▸ Task details
Find out how many lines in the records have the string "trees" in them, and state only that number.

▸ Records for the exercise
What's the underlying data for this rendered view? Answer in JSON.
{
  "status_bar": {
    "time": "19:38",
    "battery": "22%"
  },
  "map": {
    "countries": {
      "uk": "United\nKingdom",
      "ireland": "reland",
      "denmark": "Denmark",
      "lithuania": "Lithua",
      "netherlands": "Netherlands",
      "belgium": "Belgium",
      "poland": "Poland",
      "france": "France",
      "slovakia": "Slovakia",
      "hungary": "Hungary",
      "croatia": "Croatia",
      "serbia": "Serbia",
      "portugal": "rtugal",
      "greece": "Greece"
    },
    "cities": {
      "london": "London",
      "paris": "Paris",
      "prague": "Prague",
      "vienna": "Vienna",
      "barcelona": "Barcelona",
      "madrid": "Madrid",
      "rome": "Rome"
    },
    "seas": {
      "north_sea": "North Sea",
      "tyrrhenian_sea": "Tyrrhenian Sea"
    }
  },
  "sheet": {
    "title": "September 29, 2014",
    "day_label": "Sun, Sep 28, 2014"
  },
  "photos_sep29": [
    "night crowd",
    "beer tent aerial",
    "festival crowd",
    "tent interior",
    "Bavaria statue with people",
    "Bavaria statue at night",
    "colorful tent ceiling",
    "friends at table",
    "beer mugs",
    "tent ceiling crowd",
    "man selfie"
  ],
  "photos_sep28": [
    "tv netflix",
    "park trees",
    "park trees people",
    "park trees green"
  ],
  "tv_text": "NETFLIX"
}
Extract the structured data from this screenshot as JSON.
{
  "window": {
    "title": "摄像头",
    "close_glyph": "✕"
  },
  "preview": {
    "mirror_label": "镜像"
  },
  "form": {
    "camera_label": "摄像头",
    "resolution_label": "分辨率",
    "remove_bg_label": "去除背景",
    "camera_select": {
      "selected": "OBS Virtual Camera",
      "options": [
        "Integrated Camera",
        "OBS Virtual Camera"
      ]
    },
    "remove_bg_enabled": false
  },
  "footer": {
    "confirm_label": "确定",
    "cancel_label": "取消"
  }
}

▸ Solution
3